§ TASK STATEMENT
Give the listing again character for character, but drop the images.

§ WORKING DATA
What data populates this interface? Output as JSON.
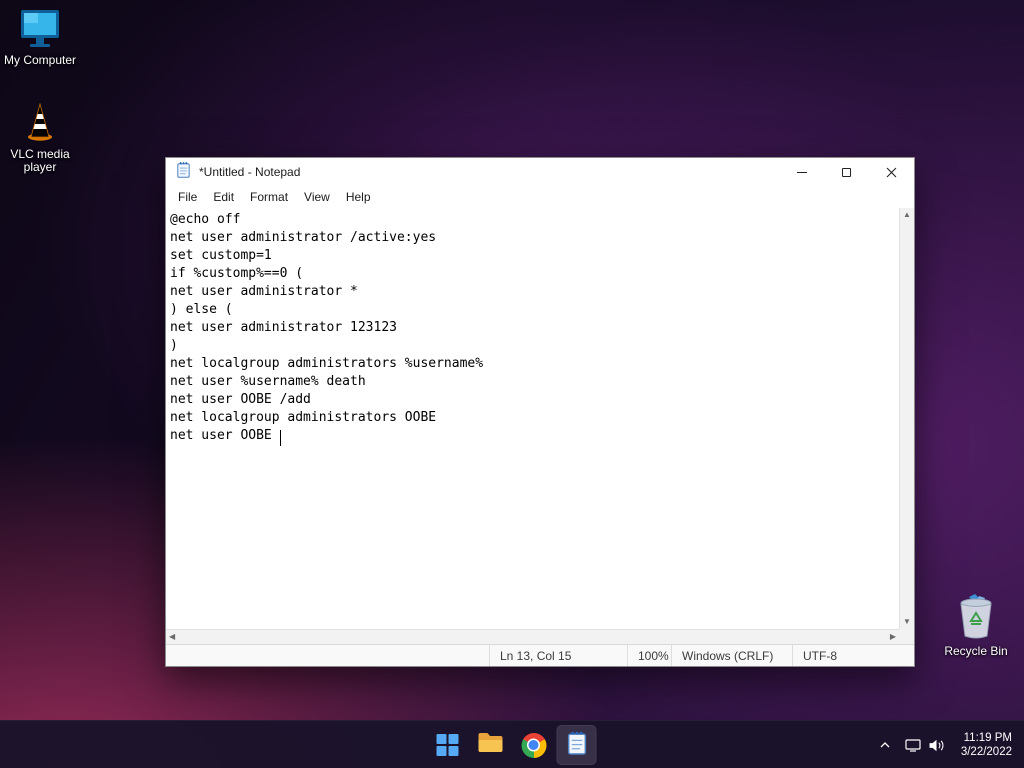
{
  "desktop": {
    "icons": {
      "my_computer": {
        "label": "My Computer"
      },
      "vlc": {
        "label": "VLC media player"
      },
      "recycle_bin": {
        "label": "Recycle Bin"
      }
    }
  },
  "notepad": {
    "title": "*Untitled - Notepad",
    "menus": {
      "file": "File",
      "edit": "Edit",
      "format": "Format",
      "view": "View",
      "help": "Help"
    },
    "lines": [
      "@echo off",
      "net user administrator /active:yes",
      "set customp=1",
      "if %customp%==0 (",
      "net user administrator *",
      ") else (",
      "net user administrator 123123",
      ")",
      "net localgroup administrators %username%",
      "net user %username% death",
      "net user OOBE /add",
      "net localgroup administrators OOBE",
      "net user OOBE "
    ],
    "status": {
      "cursor": "Ln 13, Col 15",
      "zoom": "100%",
      "eol": "Windows (CRLF)",
      "encoding": "UTF-8"
    },
    "scrollbar": {
      "up": "▲",
      "down": "▼",
      "left": "◀",
      "right": "▶"
    }
  },
  "taskbar": {
    "clock": {
      "time": "11:19 PM",
      "date": "3/22/2022"
    }
  }
}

§ SOLUTION TO THIS PROBLEM
What data populates this interface? Output as JSON.
{
  "desktop": {
    "icons": {
      "my_computer": {
        "label": "My Computer"
      },
      "vlc": {
        "label": "VLC media player"
      },
      "recycle_bin": {
        "label": "Recycle Bin"
      }
    }
  },
  "notepad": {
    "title": "*Untitled - Notepad",
    "menus": {
      "file": "File",
      "edit": "Edit",
      "format": "Format",
      "view": "View",
      "help": "Help"
    },
    "lines": [
      "@echo off",
      "net user administrator /active:yes",
      "set customp=1",
      "if %customp%==0 (",
      "net user administrator *",
      ") else (",
      "net user administrator 123123",
      ")",
      "net localgroup administrators %username%",
      "net user %username% death",
      "net user OOBE /add",
      "net localgroup administrators OOBE",
      "net user OOBE "
    ],
    "status": {
      "cursor": "Ln 13, Col 15",
      "zoom": "100%",
      "eol": "Windows (CRLF)",
      "encoding": "UTF-8"
    },
    "scrollbar": {
      "up": "▲",
      "down": "▼",
      "left": "◀",
      "right": "▶"
    }
  },
  "taskbar": {
    "clock": {
      "time": "11:19 PM",
      "date": "3/22/2022"
    }
  }
}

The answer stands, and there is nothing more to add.